You probably had to pay an insane amount of money if you managed to get tickets to see the Rams and Patriots square off in in Super Bowl 53 today, which kicks off in a matter of minutes. You'll be even more shocked at how much they're charging for concessions at Atlanta's Mercedes-Benz Stadium If you can find your way in for the big game, though ... but in a good way.
At a regular NFL game, it's not out of the ordinary to drop upward of $10 for a single beer -- unless you're an Oakland Raiders fan, in which case you'll need a crisp $20 bill for a single beverage. For a hot dog, you'll probably need at least another $5 to $6 (if you're lucky). And don't get us started on the chicken tender baskets.
You won't be draining your wallet at nearly the same rate at Super Bowl LIII, however. As ESPN noted via Instagram, the concession prices at Mercedes-Benz Stadium, which are famously inexpensive throughout the year, will remain unusually low for Super Sunday despite the Rams-Patriots showdown marking the biggest -- and likely most-watched -- game of the season.
From Gladys Knight's anthem to who will score first to Maroon 5 to the Super Bowl MVP, get everything you need to make the right picks for Sunday in our Ultimate Super Bowl Props guide.
Still want that hot dog? That'll be $2. A refillable soda? Same price. How about nachos and cheese? Only $1 more. Dare we ask about the beer price? Surprise: Only $5. And that dreaded chicken tender basket? An affordable $6.
It's not that those prices are insanely low as much as they resemble, you know, normal prices -- ones that don't require you to take out a small loan before attending a game. Heck, even the gas station hot dogs run for $2 at some places!the abnormally cheap menu during Falcons home games.

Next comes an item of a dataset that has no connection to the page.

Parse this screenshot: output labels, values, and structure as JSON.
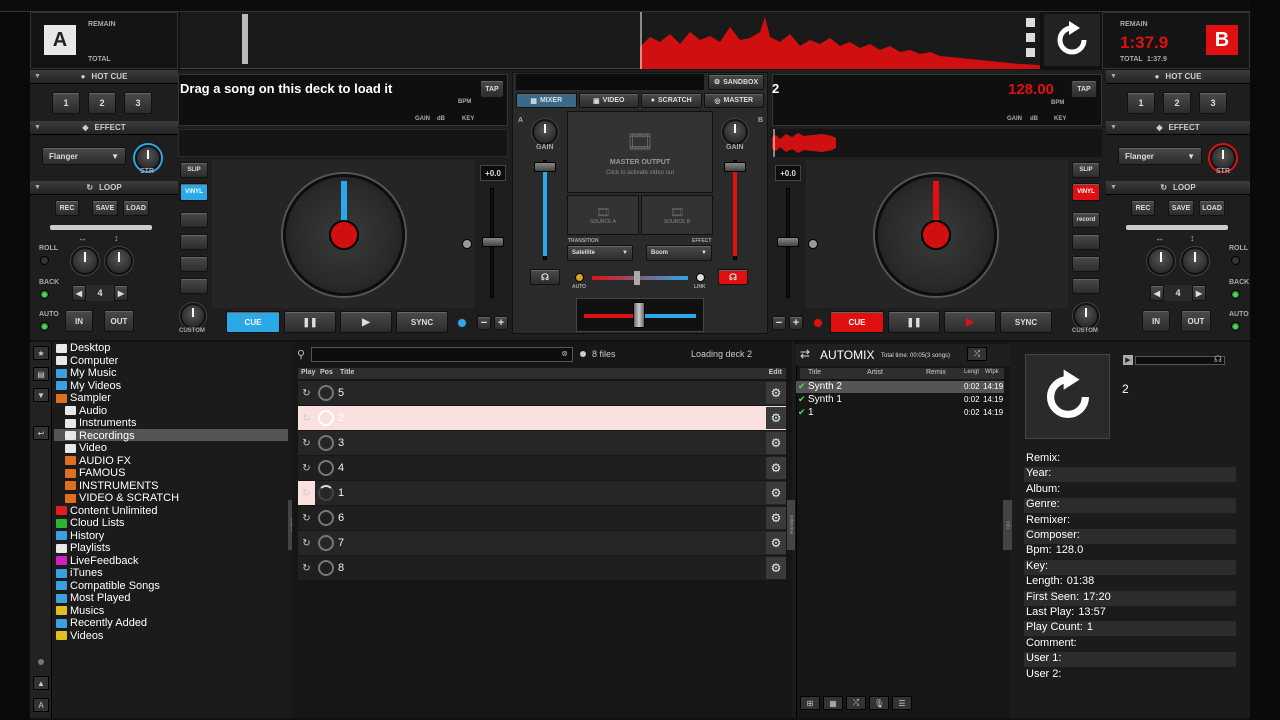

The only drawback for Super Bowl goers on the concession front? One of the most famous food brands available at the stadium, Chick-fil-A, will not be opening its doors for the big game. The chicken sandwich chain has a popular location inside the Mercedes-Benz Stadium concourse, but the restaurant has closed all locations every Sunday since its debut in 1946, as Sports Illustrated reported, allowing its employees to "set aside one day to rest and worship if they choose." Super Bowl LIII won't change that.